President Trump used his first appearance in his hometown of New York City as Commander-in-Chief to pay tribute to the alliance between the U.S. and Australia, telling a gala dinner on board the USS Intrepid that "Americans have had no better friends than the Australians."

Trump and Australian Prime Minister Malcolm Turnbull spoke aboard the decommissioned aircraft carrier to mark the 75th anniversary of the Battle of the Coral Sea, in which American and Australian warships and fighter planes engaged the Japanese navy, forcing its retreat for the first time in the Second World War.

"In those Pacific waters we forged iron bonds between our two countries," Trump said. "Few peoples in the world share ties in history, affection and culture like the Americans and the Australians.
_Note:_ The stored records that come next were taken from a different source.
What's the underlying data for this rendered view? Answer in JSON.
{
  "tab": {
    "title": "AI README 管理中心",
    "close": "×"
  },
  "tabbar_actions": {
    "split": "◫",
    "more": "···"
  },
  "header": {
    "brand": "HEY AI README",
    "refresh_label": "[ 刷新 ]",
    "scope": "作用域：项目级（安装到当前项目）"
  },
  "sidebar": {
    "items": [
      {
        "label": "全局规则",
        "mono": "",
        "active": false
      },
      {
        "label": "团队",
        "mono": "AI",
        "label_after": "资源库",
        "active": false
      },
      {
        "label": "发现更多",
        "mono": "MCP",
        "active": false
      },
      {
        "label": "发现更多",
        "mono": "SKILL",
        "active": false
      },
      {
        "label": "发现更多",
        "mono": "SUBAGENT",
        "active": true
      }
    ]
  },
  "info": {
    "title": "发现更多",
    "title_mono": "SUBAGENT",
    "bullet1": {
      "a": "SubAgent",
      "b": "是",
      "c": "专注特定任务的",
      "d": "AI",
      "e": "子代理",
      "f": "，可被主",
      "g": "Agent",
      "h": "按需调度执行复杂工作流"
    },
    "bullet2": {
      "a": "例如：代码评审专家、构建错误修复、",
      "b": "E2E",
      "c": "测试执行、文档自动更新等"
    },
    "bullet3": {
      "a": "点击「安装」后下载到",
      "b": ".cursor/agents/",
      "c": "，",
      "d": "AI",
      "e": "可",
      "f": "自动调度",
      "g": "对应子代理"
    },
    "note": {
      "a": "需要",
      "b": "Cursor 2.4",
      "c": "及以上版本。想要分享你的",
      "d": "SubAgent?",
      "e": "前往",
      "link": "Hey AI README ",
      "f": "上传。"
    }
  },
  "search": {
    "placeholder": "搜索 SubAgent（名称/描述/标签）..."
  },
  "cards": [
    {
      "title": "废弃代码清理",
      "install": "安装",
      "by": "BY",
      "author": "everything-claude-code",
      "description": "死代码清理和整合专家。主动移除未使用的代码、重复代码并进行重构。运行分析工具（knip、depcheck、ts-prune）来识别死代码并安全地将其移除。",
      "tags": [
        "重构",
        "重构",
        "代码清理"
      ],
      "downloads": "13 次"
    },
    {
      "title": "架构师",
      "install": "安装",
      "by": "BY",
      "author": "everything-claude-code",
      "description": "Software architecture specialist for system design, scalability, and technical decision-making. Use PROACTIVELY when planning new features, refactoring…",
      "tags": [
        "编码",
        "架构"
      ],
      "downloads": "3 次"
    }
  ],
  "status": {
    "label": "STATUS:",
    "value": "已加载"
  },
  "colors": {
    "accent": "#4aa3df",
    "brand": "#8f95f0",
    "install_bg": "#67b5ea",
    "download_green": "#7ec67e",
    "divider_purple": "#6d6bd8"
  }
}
Those ties are sealed with the blood of our grandfathers and fathers and those same ties are now the priceless heritage we celebrate so beautifully tonight."

Trump paid tribute to the heroism of the battle's veterans and also pointed to the Intrepid, which survived being hit by four separate Japanese kamikaze attacks during the war, as a need for the U.S. to keep its military strong and pledged that he would continue to boost defense spending.

The commemoration ceremony was preceded by a bilateral meeting between Trump and Turnbull, which had been pushed back several hours so the president could tout Thursday's House vote to repeal and replace ObamaCare.

"We have a fantastic relationship, but I love Australia," Trump said after the meeting.

The two leaders had exchanged a tense phone call shortly after Trump's inauguration over a deal Turnbull made with former President Barack Obama to for the U.S. to resettle up to 1,250 mostly Muslim refugees from Africa, the Mideast and Asia who are housed in immigration camps on the Pacific island nations of Nauru and Papua New Guinea.

During his remarks, Trump downplayed reports about the tenor of the call, jokingly asking Turnbull, "We really didn’t have a rough phone call, did we?"

"No, we had, actually, a very nice call," the president went on. "Got a little bit testy, but that’s OK. We have a very good relationship and I’m proud of the relationship."

Trump went on to say he and Turnbull had a "productive discussion" about issues important to their nations, "ranging from national security to trade to immigration and enhanced economic cooperation."

Thursday marks Trump's first appearance in New York since leaving on Jan. 19 for Washington to be inaugurated into office the following day. But now deeply unpopular in his hometown, where he only received 18 percent of the vote in November's presidential election, Trump said in an interview last week that he so far has avoided returning to the city because the trips are expensive for the government and would inconvenience New Yorkers.

Modest protests were held across the city, including along the West Side Highway, where demonstrators were confined to pens near the Intrepid while holding up signs saying "Dump Trump" and chanting "Not my president." Some passing cars honked in support.

"We want him to know the resistance remains, even in his hometown," said Ruthie Adler, 30, a Manhattan waitress.

Trump's wife, Melania, and son Barron live at Trump Tower most of the time while the 11-year-old finishes the school year. The president was not expected to spend the night there, instead slated to sleep at his golf club an hour away in Bedminister, N.J.

The Associated Press contributed to this report.